:: Supplied material

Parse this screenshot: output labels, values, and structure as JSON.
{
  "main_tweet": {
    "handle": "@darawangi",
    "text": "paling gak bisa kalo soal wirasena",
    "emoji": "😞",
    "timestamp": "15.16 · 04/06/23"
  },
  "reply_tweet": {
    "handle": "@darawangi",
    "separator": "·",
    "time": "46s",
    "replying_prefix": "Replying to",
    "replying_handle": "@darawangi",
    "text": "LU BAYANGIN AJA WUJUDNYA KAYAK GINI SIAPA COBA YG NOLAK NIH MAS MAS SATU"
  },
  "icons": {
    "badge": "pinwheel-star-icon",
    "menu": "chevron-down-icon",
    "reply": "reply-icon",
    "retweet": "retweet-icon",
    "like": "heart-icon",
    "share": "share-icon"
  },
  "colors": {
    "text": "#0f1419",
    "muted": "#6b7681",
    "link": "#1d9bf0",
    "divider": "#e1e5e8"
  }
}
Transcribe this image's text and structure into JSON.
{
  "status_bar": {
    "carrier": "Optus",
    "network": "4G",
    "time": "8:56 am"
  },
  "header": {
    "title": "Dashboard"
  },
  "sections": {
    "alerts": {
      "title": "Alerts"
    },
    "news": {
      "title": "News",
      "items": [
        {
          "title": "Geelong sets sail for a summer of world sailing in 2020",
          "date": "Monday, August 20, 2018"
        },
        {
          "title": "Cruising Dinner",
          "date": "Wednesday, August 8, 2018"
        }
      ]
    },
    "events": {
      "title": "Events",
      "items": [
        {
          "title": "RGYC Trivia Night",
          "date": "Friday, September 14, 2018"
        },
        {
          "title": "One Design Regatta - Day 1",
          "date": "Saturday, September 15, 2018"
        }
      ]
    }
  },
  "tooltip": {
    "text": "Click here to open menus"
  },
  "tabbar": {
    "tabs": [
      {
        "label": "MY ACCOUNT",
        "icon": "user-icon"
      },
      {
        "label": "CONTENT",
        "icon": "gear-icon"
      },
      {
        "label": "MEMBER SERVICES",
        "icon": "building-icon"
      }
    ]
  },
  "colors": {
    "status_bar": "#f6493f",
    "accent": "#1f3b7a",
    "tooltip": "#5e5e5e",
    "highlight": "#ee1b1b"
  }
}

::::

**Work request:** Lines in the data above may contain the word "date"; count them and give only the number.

**Solution to this task:** 4